The Campaign of 1950-1953
Chapter nine, The Campaign of 1950-1953 provides a Korean perspective on the Korean War. From the perspective of the Republic of Korea, the movement of its military forces north of the 38th parallel did not constitute an act of aggression across an international boundary, since all Korean territory, including that north of the 38th parallel, was territory under its jurisdiction. The Democratic People’s Republic of Korea had a parallel view. The advance of its forces south of the 38th parallel was perfectly legitimate, since Korean territory south of this line fell under the DPRK’s purview. In other words, no matter what their differences, both sides agreed on this: the sole legitimate government of Korea could move its military forces into territory over which it had a sovereign claim. The conflict was not a matter of one state initiating a war of aggression against another by launching a general invasion across an international frontier, since no international frontier existed. But if the war cannot be cogently characterized in these terms, how should it be characterized? One view is that it was a civil war, a quarrel between Koreans over how to organize the social, political, and economic life of the peninsula, on whose soil existed a single nation. At the heart of the debate was the question of equality.
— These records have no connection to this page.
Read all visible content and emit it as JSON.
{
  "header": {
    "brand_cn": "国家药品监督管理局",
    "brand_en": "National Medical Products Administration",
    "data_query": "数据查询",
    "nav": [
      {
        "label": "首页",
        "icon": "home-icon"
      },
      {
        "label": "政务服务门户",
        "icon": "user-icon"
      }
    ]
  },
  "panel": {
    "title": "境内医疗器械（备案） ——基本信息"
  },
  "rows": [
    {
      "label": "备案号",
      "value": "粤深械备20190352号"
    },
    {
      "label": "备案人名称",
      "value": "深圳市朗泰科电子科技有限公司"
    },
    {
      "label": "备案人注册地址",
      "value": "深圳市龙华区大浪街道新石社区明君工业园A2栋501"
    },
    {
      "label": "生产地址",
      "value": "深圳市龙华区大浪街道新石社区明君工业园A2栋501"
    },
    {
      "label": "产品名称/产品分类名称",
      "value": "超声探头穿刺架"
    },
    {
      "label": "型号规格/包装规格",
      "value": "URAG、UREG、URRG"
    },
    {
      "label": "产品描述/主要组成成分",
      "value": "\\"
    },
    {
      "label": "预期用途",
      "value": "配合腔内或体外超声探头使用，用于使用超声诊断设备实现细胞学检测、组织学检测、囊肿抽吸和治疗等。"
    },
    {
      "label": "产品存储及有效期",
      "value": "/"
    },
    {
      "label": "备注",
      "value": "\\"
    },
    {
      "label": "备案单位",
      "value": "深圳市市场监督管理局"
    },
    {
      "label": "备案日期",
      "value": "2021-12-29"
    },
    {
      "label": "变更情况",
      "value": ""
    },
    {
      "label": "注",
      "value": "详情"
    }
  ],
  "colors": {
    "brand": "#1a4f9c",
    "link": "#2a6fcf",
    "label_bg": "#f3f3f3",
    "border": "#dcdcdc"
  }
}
Examining the key issues which arose from the core of the issue and lead to the war.